On Thursday President Barack Obama officially rescinded former Service Employees International Union and AFL-CIO attorney Craig Becker’s nomination to serve on the National Labor Relations Board. The move shapes up as the latest in a growing line of Republican victories surrounding the board.
The NLRB is the federal agency that until recently opposed the Boeing Company’s move to opening a new assembly plant in the right-to-work state of South Carolina.
The board has since dropped its complaint against the aircraft manufacturer, but for months parroted union allegations that Boeing’s South Carolina production line was the product of retaliation against International Association of Machinists workers in the state of Washington.
While serving as a March 2010 recess appointee to the board, Becker has faced criticism for being too radical. The NLRB has made several moves since then that broke new ground in the degree to which they favored union positions — including moves to shorten the time-frame for workplace unionization elections, force employers to display pro-union posters in workplaces, and allow unions to section off workplaces in order to unionize them slowly in smaller “micro-unions.”
When news broke that Becker’s nomination had been rescinded, Fred Wszolek of the Workforce Fairness Institute had harsh words. “Good riddance,” Wszolek said. “Craig Becker will not be missed.”
House Education and Workforce committee chairman Rep. John Kline, a Minnesota Republican, told The Daily Caller that Becker’s absence will be a net positive for America. “A victory on behalf of America’s workers and employers,” Kline said in an email.
Wyoming Sen. Mike Enzi, the ranking member on the Senate Health, Education, Labor and Pensions committee, asked President Obama ten months ago to rescind Becker’s nomination.
“I oppose the nomination of Craig Becker absolutely,” Enzi said in a February 2011 statement. “Over the past ten months, Mr. Becker has made his intention and bias clear.

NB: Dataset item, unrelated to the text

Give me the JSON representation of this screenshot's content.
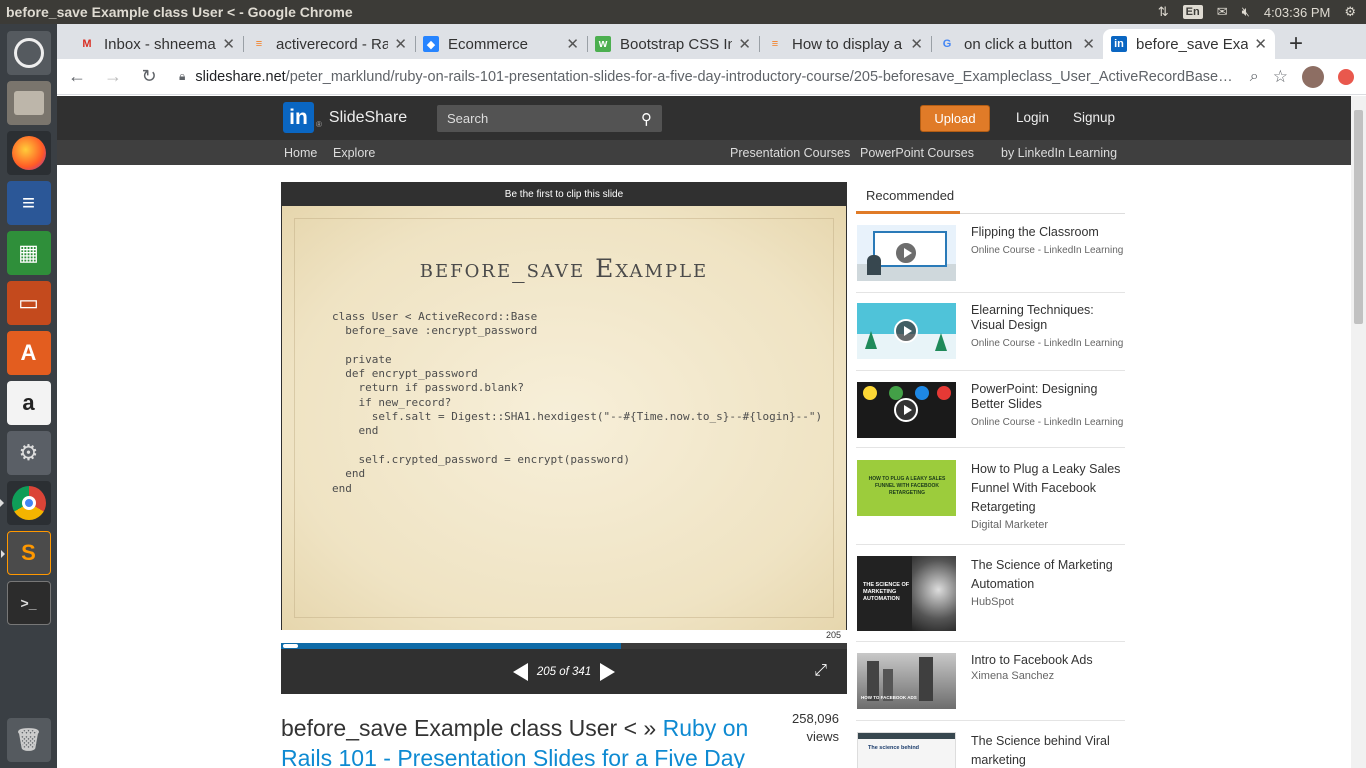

The NLRB is meant to be an impartial authority ensuring organizing freedom in the workplace, not a politicized institution bent on increasing unionization rates at the cost of American jobs. Last year, Mr. Becker was appointed against the will of the Senate. This year, I urge President Obama to work with Senators to identify a replacement nominee.”
U.S. Chamber of Commerce labor policy specialist Glenn Spencer told TheDC that, like Enzi, most senators easily comprehended the message that Becker’s 2009 nomination sent to American businesses.
“Using government as an agent of union activism was never a strategy for economic growth,” Spencer said, “and Becker’s failure to win confirmation shows that a majority of Senators understood that.”
In May TheDC uncovered a group of Harvard Law Review articles in which Becker advocated for government control over the flow of capital.
Reacting to those articles at the time, Americans for Limited Government President Bill Wilson told TheDC that Becker’s interpretation held that “labor unions can’t possibly succeed unless you guarantee their success. In his reading of the law, any notion of workers who choose to collectively bargain sitting down with their employer and working out a deal is gone.”
A spokeswoman for the NLRB has not responded to a request from The Daily Caller about President Obama’latest move.